§ Data excerpts:
========

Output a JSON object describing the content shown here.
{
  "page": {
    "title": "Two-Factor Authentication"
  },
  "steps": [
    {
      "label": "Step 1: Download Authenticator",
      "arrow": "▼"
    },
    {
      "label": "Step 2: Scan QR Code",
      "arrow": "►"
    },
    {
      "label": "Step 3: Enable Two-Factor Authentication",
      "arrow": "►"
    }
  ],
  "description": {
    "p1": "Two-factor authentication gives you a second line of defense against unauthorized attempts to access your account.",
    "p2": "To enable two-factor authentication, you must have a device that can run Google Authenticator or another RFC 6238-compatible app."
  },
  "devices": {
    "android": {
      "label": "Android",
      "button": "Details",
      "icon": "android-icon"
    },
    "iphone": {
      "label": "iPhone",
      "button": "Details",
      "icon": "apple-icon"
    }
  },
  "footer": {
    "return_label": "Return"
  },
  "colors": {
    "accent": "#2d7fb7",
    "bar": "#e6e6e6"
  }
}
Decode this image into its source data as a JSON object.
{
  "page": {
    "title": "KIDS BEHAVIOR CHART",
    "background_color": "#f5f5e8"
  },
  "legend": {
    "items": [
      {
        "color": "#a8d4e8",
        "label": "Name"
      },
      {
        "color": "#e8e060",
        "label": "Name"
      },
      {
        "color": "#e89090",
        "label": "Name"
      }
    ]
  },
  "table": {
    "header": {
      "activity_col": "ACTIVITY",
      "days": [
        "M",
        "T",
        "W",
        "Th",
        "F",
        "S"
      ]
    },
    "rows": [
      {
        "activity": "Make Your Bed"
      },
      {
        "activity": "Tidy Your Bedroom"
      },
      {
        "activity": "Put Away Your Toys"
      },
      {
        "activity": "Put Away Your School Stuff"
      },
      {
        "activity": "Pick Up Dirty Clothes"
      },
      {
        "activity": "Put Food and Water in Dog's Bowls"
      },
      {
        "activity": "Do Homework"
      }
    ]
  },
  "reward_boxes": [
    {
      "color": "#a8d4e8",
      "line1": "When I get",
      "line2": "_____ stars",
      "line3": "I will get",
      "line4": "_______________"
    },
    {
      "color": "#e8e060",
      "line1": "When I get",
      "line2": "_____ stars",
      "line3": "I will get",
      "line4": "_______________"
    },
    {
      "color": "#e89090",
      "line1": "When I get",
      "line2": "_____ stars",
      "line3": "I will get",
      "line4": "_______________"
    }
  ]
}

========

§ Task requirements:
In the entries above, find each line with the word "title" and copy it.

§ Written response:
    "title": "Two-Factor Authentication"
    "title": "KIDS BEHAVIOR CHART",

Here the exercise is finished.